◆ **Exercise requirements**: Give back all of the data, word for word.

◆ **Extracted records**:
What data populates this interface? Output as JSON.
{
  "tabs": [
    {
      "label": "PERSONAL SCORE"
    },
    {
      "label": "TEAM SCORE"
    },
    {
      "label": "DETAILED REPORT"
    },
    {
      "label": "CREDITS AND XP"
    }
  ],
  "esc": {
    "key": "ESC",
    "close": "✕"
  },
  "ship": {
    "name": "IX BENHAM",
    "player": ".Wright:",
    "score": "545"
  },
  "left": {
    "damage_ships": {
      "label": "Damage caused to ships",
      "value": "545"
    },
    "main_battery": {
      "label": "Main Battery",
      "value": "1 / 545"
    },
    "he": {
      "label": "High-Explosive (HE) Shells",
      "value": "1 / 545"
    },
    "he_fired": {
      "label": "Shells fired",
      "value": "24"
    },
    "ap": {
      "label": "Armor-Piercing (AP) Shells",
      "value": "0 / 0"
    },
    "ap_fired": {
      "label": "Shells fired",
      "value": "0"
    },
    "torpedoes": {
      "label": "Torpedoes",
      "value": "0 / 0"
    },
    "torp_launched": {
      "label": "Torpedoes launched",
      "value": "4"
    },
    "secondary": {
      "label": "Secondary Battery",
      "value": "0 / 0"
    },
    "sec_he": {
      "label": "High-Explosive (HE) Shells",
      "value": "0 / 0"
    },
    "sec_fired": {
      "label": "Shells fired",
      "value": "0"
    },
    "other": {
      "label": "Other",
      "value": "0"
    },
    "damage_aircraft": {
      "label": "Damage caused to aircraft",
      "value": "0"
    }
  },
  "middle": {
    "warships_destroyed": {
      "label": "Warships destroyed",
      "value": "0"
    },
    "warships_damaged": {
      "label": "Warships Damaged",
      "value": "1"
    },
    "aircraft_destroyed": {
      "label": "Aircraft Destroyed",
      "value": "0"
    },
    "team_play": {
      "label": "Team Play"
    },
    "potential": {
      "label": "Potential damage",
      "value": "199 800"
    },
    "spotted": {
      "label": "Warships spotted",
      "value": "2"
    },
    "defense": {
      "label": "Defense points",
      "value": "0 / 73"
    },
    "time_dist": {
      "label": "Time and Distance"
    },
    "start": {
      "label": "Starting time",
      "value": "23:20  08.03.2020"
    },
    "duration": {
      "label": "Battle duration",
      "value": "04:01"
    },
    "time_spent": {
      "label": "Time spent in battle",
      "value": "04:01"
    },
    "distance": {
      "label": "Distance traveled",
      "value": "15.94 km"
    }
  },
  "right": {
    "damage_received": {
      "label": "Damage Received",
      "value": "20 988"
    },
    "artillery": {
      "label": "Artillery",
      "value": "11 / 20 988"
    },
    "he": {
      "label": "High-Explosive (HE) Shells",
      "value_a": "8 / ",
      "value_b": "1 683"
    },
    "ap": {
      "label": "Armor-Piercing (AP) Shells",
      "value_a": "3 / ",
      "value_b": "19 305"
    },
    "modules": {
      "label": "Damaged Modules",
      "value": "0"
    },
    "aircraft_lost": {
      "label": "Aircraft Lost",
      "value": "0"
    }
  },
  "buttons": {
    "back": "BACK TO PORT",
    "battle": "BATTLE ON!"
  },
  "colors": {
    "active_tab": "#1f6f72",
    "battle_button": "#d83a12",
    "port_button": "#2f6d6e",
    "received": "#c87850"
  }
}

◆ **Answer to this problem**:
What data populates this interface? Output as JSON.
{
  "tabs": [
    {
      "label": "PERSONAL SCORE"
    },
    {
      "label": "TEAM SCORE"
    },
    {
      "label": "DETAILED REPORT"
    },
    {
      "label": "CREDITS AND XP"
    }
  ],
  "esc": {
    "key": "ESC",
    "close": "✕"
  },
  "ship": {
    "name": "IX BENHAM",
    "player": ".Wright:",
    "score": "545"
  },
  "left": {
    "damage_ships": {
      "label": "Damage caused to ships",
      "value": "545"
    },
    "main_battery": {
      "label": "Main Battery",
      "value": "1 / 545"
    },
    "he": {
      "label": "High-Explosive (HE) Shells",
      "value": "1 / 545"
    },
    "he_fired": {
      "label": "Shells fired",
      "value": "24"
    },
    "ap": {
      "label": "Armor-Piercing (AP) Shells",
      "value": "0 / 0"
    },
    "ap_fired": {
      "label": "Shells fired",
      "value": "0"
    },
    "torpedoes": {
      "label": "Torpedoes",
      "value": "0 / 0"
    },
    "torp_launched": {
      "label": "Torpedoes launched",
      "value": "4"
    },
    "secondary": {
      "label": "Secondary Battery",
      "value": "0 / 0"
    },
    "sec_he": {
      "label": "High-Explosive (HE) Shells",
      "value": "0 / 0"
    },
    "sec_fired": {
      "label": "Shells fired",
      "value": "0"
    },
    "other": {
      "label": "Other",
      "value": "0"
    },
    "damage_aircraft": {
      "label": "Damage caused to aircraft",
      "value": "0"
    }
  },
  "middle": {
    "warships_destroyed": {
      "label": "Warships destroyed",
      "value": "0"
    },
    "warships_damaged": {
      "label": "Warships Damaged",
      "value": "1"
    },
    "aircraft_destroyed": {
      "label": "Aircraft Destroyed",
      "value": "0"
    },
    "team_play": {
      "label": "Team Play"
    },
    "potential": {
      "label": "Potential damage",
      "value": "199 800"
    },
    "spotted": {
      "label": "Warships spotted",
      "value": "2"
    },
    "defense": {
      "label": "Defense points",
      "value": "0 / 73"
    },
    "time_dist": {
      "label": "Time and Distance"
    },
    "start": {
      "label": "Starting time",
      "value": "23:20  08.03.2020"
    },
    "duration": {
      "label": "Battle duration",
      "value": "04:01"
    },
    "time_spent": {
      "label": "Time spent in battle",
      "value": "04:01"
    },
    "distance": {
      "label": "Distance traveled",
      "value": "15.94 km"
    }
  },
  "right": {
    "damage_received": {
      "label": "Damage Received",
      "value": "20 988"
    },
    "artillery": {
      "label": "Artillery",
      "value": "11 / 20 988"
    },
    "he": {
      "label": "High-Explosive (HE) Shells",
      "value_a": "8 / ",
      "value_b": "1 683"
    },
    "ap": {
      "label": "Armor-Piercing (AP) Shells",
      "value_a": "3 / ",
      "value_b": "19 305"
    },
    "modules": {
      "label": "Damaged Modules",
      "value": "0"
    },
    "aircraft_lost": {
      "label": "Aircraft Lost",
      "value": "0"
    }
  },
  "buttons": {
    "back": "BACK TO PORT",
    "battle": "BATTLE ON!"
  },
  "colors": {
    "active_tab": "#1f6f72",
    "battle_button": "#d83a12",
    "port_button": "#2f6d6e",
    "received": "#c87850"
  }
}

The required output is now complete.